Amber Waves, November 2004
10 Pages Posted: 25 Feb 2016
Date Written: November 1, 2004
CRP is approaching its 20th year of operation. From its inception, concerns have been raised that by retiring millions of acres of cropland, the program could disadvantage farming communities already hard hit by farm sector consolidation and globalization. Clearly the CRP does not benefit everyone, and the conservation benefits enjoyed by society may come at the expense of a few industries and regions. Nonetheless, results of ERS analyses suggest that CRP does not come at the expense of longrun economic growth in nearby communities. Even high levels of CRP enrollment have only a modest impact on total county employment, and this impact is relatively short lived. ERS simulations suggest that, in the longer term, CRP enrollment may increase local nonfarm output and employment, and bolster household income if the program increases farm commodity prices and improves recreational opportunities. No statistically significant evidence was found that high CRP enrollments were associated with systematic population declines at the county level.
Keywords: conservation reserve program, conservation policy, rural economies
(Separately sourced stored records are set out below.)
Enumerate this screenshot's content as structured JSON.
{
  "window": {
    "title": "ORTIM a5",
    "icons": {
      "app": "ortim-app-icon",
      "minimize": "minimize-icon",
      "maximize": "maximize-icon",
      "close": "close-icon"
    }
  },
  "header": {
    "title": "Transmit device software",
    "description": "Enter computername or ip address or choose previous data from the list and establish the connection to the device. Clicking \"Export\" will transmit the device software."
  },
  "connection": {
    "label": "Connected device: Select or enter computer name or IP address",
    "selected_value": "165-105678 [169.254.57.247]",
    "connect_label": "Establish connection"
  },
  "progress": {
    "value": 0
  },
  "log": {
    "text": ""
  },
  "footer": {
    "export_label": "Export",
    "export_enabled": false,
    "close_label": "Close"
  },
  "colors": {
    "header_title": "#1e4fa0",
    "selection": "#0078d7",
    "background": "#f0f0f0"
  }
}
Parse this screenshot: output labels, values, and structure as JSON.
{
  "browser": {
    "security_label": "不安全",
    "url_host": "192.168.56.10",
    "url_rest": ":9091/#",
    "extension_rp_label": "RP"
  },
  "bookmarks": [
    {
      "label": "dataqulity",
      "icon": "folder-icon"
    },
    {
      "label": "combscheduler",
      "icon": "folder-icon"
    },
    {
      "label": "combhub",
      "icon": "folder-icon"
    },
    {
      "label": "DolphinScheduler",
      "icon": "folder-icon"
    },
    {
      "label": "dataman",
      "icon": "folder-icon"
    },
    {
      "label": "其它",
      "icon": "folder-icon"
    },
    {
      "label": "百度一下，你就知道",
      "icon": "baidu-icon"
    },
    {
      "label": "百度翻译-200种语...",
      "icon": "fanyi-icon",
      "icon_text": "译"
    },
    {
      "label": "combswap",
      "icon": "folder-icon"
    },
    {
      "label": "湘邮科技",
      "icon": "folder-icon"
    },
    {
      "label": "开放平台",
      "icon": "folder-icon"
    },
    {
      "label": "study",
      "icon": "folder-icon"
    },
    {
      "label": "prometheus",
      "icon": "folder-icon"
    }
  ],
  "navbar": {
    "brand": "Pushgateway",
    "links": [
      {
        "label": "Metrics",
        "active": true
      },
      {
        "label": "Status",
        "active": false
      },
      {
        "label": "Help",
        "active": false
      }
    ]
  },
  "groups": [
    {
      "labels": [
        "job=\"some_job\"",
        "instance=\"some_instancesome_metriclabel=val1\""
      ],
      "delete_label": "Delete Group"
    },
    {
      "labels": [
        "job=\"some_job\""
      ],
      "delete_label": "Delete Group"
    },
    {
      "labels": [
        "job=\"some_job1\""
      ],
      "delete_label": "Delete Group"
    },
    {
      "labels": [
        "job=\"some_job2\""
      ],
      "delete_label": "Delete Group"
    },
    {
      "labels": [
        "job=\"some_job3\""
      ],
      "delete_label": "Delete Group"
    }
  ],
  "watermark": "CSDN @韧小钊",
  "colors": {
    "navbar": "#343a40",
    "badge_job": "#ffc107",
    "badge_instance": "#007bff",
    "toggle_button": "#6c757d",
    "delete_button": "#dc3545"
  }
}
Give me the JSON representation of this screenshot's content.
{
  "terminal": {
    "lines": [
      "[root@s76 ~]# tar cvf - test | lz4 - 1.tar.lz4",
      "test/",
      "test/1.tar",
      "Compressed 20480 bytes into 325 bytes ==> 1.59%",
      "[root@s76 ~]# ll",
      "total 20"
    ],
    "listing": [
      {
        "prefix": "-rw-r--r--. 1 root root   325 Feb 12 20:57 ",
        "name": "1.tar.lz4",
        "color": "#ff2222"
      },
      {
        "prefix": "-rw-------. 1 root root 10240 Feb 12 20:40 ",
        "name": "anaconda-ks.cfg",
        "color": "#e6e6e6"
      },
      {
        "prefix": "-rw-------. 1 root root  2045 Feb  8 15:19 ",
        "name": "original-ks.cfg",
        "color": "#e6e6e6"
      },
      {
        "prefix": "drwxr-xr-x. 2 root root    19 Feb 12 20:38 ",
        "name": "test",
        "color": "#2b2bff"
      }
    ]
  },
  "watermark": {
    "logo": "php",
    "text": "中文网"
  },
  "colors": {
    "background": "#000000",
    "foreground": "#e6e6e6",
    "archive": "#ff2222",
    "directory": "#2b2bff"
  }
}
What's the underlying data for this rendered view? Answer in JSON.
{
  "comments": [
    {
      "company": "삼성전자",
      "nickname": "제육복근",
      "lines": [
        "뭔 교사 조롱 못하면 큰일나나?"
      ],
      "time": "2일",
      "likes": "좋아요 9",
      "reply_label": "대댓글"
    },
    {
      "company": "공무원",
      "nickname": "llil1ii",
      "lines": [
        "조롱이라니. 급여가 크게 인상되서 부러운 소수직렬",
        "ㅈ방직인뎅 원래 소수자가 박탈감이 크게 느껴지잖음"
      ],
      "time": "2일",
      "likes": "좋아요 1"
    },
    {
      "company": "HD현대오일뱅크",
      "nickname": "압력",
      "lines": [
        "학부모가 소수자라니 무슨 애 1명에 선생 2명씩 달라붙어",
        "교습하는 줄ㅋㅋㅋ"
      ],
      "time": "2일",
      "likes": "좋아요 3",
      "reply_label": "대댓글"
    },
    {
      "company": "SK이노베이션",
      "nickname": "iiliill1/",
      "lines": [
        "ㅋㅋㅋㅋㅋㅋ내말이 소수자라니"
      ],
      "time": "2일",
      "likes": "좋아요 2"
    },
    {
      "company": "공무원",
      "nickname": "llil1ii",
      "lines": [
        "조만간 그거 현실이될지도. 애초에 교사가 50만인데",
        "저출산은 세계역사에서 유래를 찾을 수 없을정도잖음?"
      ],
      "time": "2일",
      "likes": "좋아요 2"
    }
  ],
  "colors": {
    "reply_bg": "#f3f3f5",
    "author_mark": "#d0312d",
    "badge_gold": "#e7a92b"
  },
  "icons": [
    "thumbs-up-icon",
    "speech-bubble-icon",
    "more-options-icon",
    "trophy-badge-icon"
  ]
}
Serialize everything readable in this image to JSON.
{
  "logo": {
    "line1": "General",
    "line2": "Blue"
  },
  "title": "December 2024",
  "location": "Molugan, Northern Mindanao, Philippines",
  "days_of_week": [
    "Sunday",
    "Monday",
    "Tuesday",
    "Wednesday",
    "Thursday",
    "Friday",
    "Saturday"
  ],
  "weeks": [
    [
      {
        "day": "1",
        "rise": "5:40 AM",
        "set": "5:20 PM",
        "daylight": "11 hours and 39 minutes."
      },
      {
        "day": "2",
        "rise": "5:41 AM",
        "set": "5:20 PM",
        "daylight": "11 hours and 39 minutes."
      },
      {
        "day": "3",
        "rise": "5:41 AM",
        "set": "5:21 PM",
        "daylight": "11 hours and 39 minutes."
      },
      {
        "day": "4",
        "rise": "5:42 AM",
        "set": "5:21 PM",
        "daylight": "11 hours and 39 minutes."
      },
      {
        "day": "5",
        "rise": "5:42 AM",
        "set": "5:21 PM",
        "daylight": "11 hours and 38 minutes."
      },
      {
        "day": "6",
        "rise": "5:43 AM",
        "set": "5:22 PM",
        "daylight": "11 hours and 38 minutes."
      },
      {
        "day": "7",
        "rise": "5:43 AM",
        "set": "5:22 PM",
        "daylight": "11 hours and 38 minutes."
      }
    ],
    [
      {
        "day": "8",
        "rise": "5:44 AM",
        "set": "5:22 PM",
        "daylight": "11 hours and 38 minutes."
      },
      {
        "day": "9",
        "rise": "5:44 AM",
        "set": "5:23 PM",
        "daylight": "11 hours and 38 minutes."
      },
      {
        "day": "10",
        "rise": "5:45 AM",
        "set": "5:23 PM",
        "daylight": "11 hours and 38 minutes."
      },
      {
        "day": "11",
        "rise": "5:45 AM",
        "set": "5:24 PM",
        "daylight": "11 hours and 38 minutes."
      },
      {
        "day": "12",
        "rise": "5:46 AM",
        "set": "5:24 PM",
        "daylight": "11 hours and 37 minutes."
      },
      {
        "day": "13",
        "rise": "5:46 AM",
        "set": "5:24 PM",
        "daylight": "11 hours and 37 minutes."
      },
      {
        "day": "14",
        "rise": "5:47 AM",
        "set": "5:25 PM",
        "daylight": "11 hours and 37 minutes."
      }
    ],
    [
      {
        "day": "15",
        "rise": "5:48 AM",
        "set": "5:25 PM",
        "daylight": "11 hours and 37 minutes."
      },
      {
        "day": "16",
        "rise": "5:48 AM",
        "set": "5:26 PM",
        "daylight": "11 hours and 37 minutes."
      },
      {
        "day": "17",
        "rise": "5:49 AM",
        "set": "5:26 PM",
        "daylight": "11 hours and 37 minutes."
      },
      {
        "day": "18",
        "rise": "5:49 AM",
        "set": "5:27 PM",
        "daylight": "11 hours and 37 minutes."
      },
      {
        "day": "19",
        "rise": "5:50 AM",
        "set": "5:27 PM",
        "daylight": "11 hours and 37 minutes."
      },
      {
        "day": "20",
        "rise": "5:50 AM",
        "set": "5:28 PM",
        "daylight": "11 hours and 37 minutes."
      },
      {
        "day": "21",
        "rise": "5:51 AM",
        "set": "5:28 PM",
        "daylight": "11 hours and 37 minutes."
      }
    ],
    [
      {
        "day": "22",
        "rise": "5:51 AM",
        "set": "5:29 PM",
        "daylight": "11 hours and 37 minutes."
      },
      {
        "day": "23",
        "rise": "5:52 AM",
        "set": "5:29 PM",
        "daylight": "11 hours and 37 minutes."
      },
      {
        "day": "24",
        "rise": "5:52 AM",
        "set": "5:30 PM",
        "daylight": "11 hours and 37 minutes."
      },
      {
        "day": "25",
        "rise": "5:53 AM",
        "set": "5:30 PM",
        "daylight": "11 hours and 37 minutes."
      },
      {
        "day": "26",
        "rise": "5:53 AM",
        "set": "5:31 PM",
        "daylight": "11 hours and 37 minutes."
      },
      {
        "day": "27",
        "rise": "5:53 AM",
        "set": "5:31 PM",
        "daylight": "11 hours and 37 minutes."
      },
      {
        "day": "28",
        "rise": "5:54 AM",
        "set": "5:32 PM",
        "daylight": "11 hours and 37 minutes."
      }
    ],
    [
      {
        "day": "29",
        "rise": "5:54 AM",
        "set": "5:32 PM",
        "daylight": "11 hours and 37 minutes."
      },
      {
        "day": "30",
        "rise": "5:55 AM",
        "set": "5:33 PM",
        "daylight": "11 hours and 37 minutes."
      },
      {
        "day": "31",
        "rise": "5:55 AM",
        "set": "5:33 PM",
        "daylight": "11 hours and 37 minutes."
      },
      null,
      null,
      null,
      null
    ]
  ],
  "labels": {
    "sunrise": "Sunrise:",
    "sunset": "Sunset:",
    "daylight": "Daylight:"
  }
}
JEL Classification: Q24, Q18
Suggested Citation: Suggested Citation